    When he stepped out in his backyard around 11 a.m., in the far corner he spotted a small deer, which he estimated weighed between 150 to 170 pounds.    

    "This wasn't as small as Bambi, but it wasn't a big as a buck either," he said.
    At that point, McLemore didn't know that he would be cleaning deer remains off his property a short while later.
    Although animal control was contacted to respond to the situation, Oakland police announced today that it is investigating why the deer was shot, spokeswoman Holly Joshi said.
    "The shooting of the deer by police officers is an unfortunate event and we are disturbed by the situation," police said in a statement.

    "I understand the importance of life and I'm working towards implementing strategies that will result in humane outcomes in our future contacts with wildlife," Police Chief Anthony Batts said in the prepared statement.
    Oakland Housing Authority officers first spotted the wayward deer prancing down the 8700 block of Birch Street, which is four blocks from McLemore's home, a representative with the authority said.
    To monitor the deer's course, the officers turned their vehicle around and began pursuing the deer from a safe distance, authority communications director Marcus Walton said.

    But then the deer leapt over a fence and into McLemore's backyard.     

    Walton said officers first called animal control, which couldn't respond immediately, and then the state Department of Fish and Game before requesting the assistance of Oakland city police.
    The Department of Fish and Game told the authority it was going to dispatch an officer with a tranquilizer gun "to sedate the deer and remove it from the back yard," Walton said.

    But because the deer was in Oakland city police's jurisdiction, once those officers responded, the situation was in their hands.

     After leaping over McLemore's 4-foot high front fence, "the deer was basically caged," McLemore said, because of a 6-foot high fence lining the rear of his property.

    The deer didn't appear to pose a significant threat or a public safety hazard, but was scared and disoriented by the unfamiliar surroundings and gathering crowd, McLemore said.

     "They could have left (the deer) in the backyard all day, called a park ranger, they could have done something differently," he said, referring to what happened next, when officers fired at least six shots at the wild animal.

      McLemore said he heard five shots go off when he was inside his home with his two children and wife. He said officers first shot the deer in the body, which left two projectiles lodged in his fence after they "either went through the deer or ricocheted."
    That's when the deer got right back up.

      "And that's when they shot the deer in the head," he said. "The deer wasn't showing any aggression."

    Earlier, McLemore said he was told that the Oakland officers couldn't locate a tranquilizer.
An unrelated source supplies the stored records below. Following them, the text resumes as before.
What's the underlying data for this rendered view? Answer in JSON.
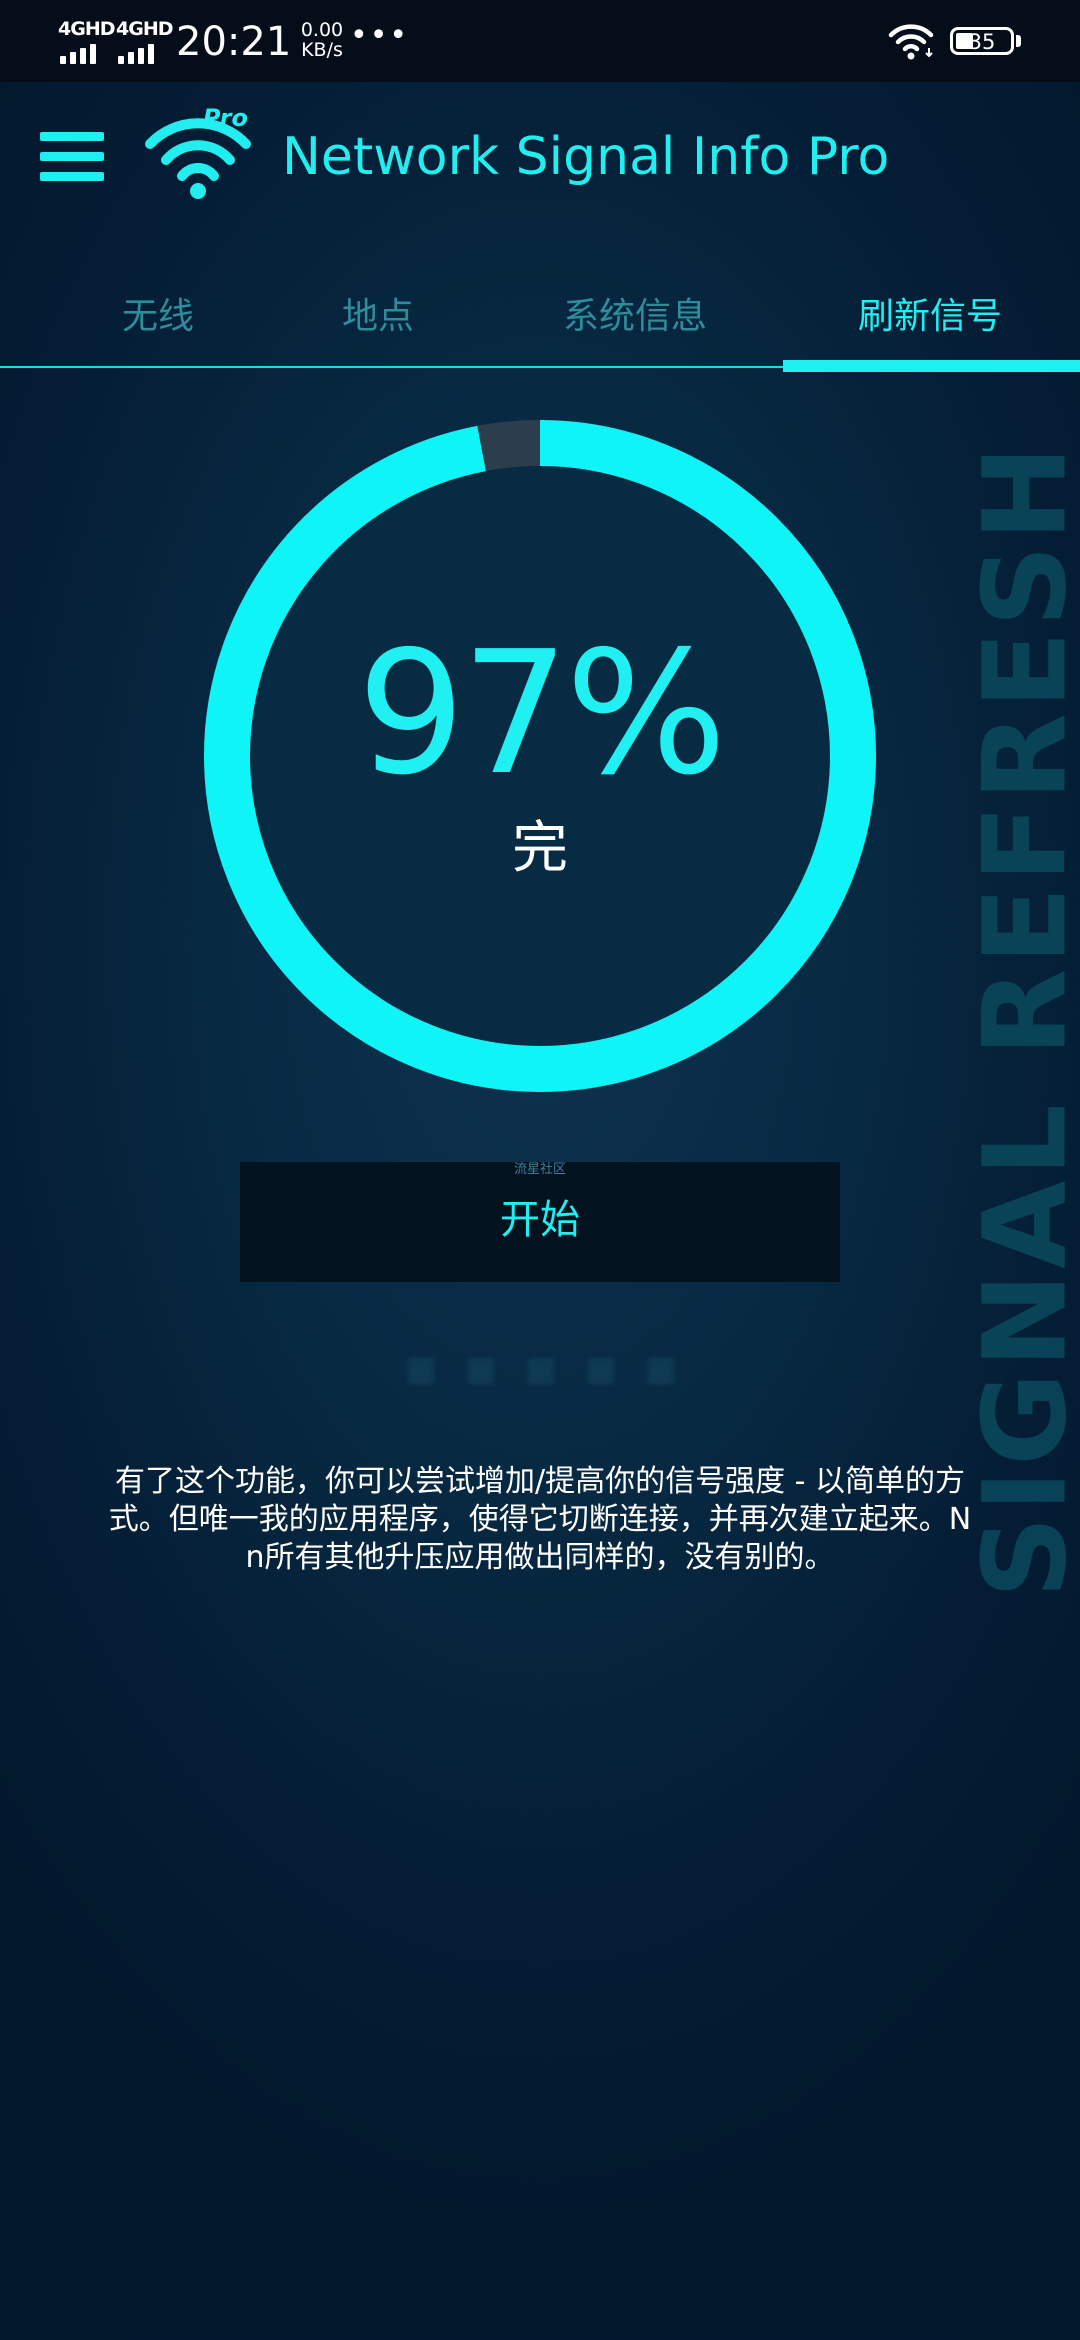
{
  "status_bar": {
    "network_1": "4GHD",
    "network_2": "4GHD",
    "time": "20:21",
    "speed_value": "0.00",
    "speed_unit": "KB/s",
    "more": "•••",
    "battery": "35"
  },
  "header": {
    "title": "Network Signal Info Pro",
    "logo_badge": "Pro"
  },
  "tabs": [
    {
      "label": "无线"
    },
    {
      "label": "地点"
    },
    {
      "label": "系统信息"
    },
    {
      "label": "刷新信号"
    }
  ],
  "active_tab": "刷新信号",
  "watermark": "SIGNAL REFRESH",
  "gauge": {
    "progress": 0.97,
    "value": "97%",
    "status": "完"
  },
  "start": {
    "tag": "流星社区",
    "label": "开始"
  },
  "description": "有了这个功能，你可以尝试增加/提高你的信号强度 - 以简单的方式。但唯一我的应用程序，使得它切断连接，并再次建立起来。N n所有其他升压应用做出同样的，没有别的。",
  "colors": {
    "accent": "#22eef0",
    "tab_inactive": "#2f8c9b",
    "background": "#041d35",
    "status_bar": "#050e18"
  }
}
He said he later found out that, had they had a tranquilizer, there were no officers who knew what dosage would be needed  to sedate the deer.
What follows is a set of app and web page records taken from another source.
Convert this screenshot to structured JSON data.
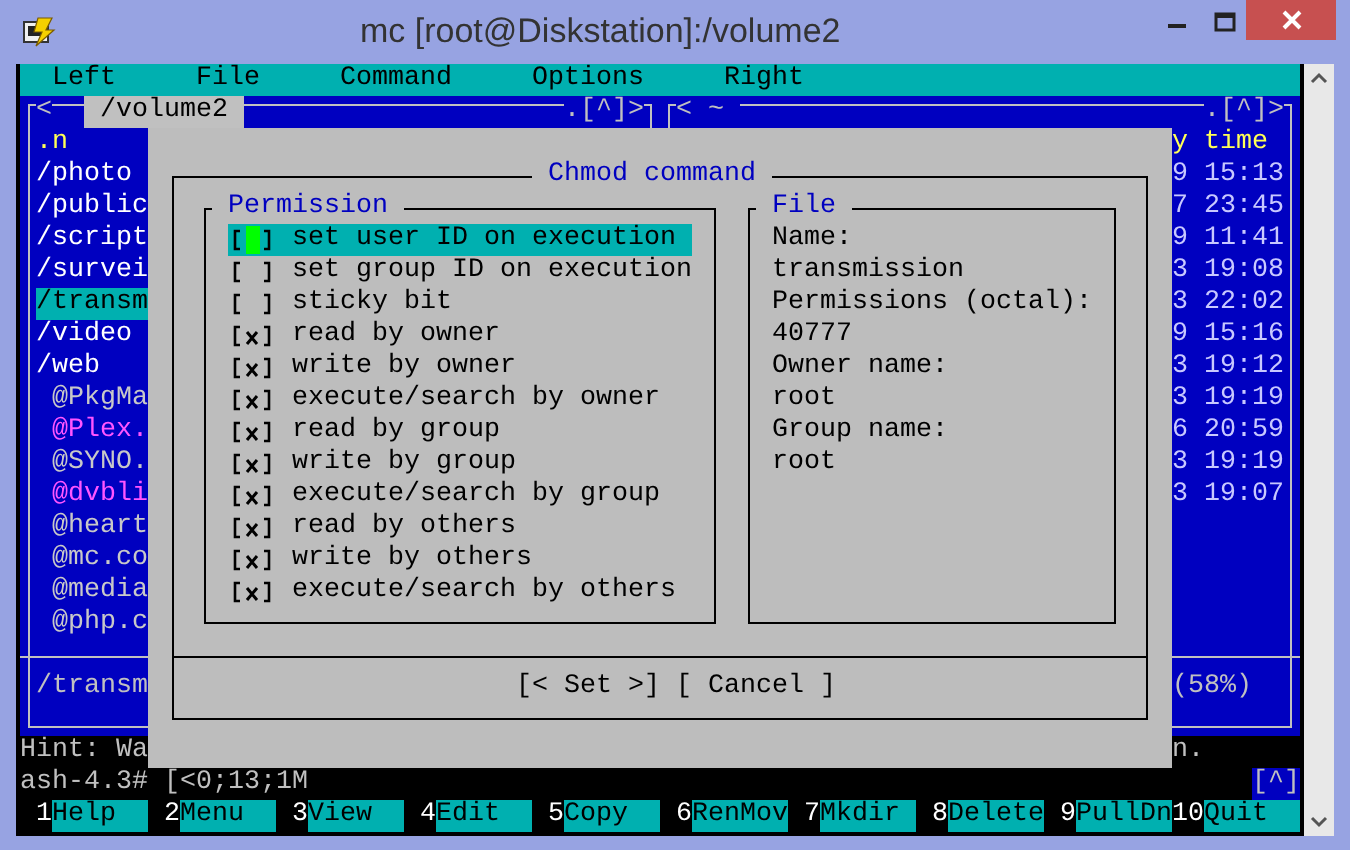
{
  "window": {
    "title": "mc [root@Diskstation]:/volume2"
  },
  "menu_bar": [
    {
      "label": "Left"
    },
    {
      "label": "File"
    },
    {
      "label": "Command"
    },
    {
      "label": "Options"
    },
    {
      "label": "Right"
    }
  ],
  "left_panel": {
    "left_marker": "<",
    "path": "/volume2",
    "right_marker": ".[^]>",
    "items": [
      {
        "name": ".n",
        "kind": "highlighted",
        "selected": false
      },
      {
        "name": "/photo",
        "kind": "dir",
        "selected": false
      },
      {
        "name": "/public",
        "kind": "dir",
        "selected": false
      },
      {
        "name": "/script",
        "kind": "dir",
        "selected": false
      },
      {
        "name": "/survei",
        "kind": "dir",
        "selected": false
      },
      {
        "name": "/transm",
        "kind": "dir",
        "selected": true
      },
      {
        "name": "/video",
        "kind": "dir",
        "selected": false
      },
      {
        "name": "/web",
        "kind": "dir",
        "selected": false
      },
      {
        "name": "@PkgMa",
        "kind": "link",
        "selected": false
      },
      {
        "name": "@Plex.",
        "kind": "broken",
        "selected": false
      },
      {
        "name": "@SYNO.",
        "kind": "link",
        "selected": false
      },
      {
        "name": "@dvbli",
        "kind": "broken",
        "selected": false
      },
      {
        "name": "@heart",
        "kind": "link",
        "selected": false
      },
      {
        "name": "@mc.co",
        "kind": "link",
        "selected": false
      },
      {
        "name": "@media",
        "kind": "link",
        "selected": false
      },
      {
        "name": "@php.c",
        "kind": "link",
        "selected": false
      }
    ],
    "footer": "/transm"
  },
  "right_panel": {
    "left_marker": "<",
    "path": "~",
    "right_marker": ".[^]>",
    "heading": "y time",
    "rows": [
      "9 15:13",
      "7 23:45",
      "9 11:41",
      "3 19:08",
      "3 22:02",
      "9 15:16",
      "3 19:12",
      "3 19:19",
      "6 20:59",
      "3 19:19",
      "3 19:07"
    ],
    "footer": "(58%)"
  },
  "dialog": {
    "title": "Chmod command",
    "permission_group": {
      "title": "Permission",
      "items": [
        {
          "label": "set user ID on execution",
          "checked": false,
          "selected": true
        },
        {
          "label": "set group ID on execution",
          "checked": false,
          "selected": false
        },
        {
          "label": "sticky bit",
          "checked": false,
          "selected": false
        },
        {
          "label": "read by owner",
          "checked": true,
          "selected": false
        },
        {
          "label": "write by owner",
          "checked": true,
          "selected": false
        },
        {
          "label": "execute/search by owner",
          "checked": true,
          "selected": false
        },
        {
          "label": "read by group",
          "checked": true,
          "selected": false
        },
        {
          "label": "write by group",
          "checked": true,
          "selected": false
        },
        {
          "label": "execute/search by group",
          "checked": true,
          "selected": false
        },
        {
          "label": "read by others",
          "checked": true,
          "selected": false
        },
        {
          "label": "write by others",
          "checked": true,
          "selected": false
        },
        {
          "label": "execute/search by others",
          "checked": true,
          "selected": false
        }
      ]
    },
    "file_group": {
      "title": "File",
      "lines": [
        "Name:",
        "transmission",
        "Permissions (octal):",
        "40777",
        "Owner name:",
        "root",
        "Group name:",
        "root"
      ]
    },
    "buttons": [
      {
        "label": "[< Set >]"
      },
      {
        "label": "[ Cancel ]"
      }
    ]
  },
  "hint": {
    "text": "Hint: Wa",
    "tail": "n."
  },
  "command_line": {
    "prompt": "ash-4.3#",
    "text": "[<0;13;1M",
    "corner": "[^]"
  },
  "function_keys": [
    {
      "number": "1",
      "label": "Help"
    },
    {
      "number": "2",
      "label": "Menu"
    },
    {
      "number": "3",
      "label": "View"
    },
    {
      "number": "4",
      "label": "Edit"
    },
    {
      "number": "5",
      "label": "Copy"
    },
    {
      "number": "6",
      "label": "RenMov"
    },
    {
      "number": "7",
      "label": "Mkdir"
    },
    {
      "number": "8",
      "label": "Delete"
    },
    {
      "number": "9",
      "label": "PullDn"
    },
    {
      "number": "10",
      "label": "Quit"
    }
  ]
}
     "I can understand that they don't know what to do, but in the same breath I'd say they had ample enough time to handle the situation," McLemore said.

    "They made a brash decision," he alleged.

    In nearby Berkeley, where deer are a common sight in the hillside residential neighborhoods, police spokeswoman Officer Jamie Perkins said that  responding officers there would likely enlist the aid of the city's animal  control unit when responding to an errant wild animal.

    Although Perkins said a deer left to roam can often find its way back to safety, use of lethal force to bring the situation under control is not out of the question, either, "especially if it were creating a hazard."

     But McLemore said he and other neighbors did not perceive the deer as a threat.
    "I just really thought that was a cruel thing, especially for a baby deer," he said.

    He said that many in the neighborhood were upset by what they say was animal cruelty not just because of the killing, but also because of the manner in which the body was handled and the presence of children.

    He said once officers laid waste to the deer, they didn't cover up the carcass as they hauled it over to a truck, and instead grabbed it by the legs, dragged it, and tossed it in the truck.

    "Some people may not be able to handle that," McLemore said.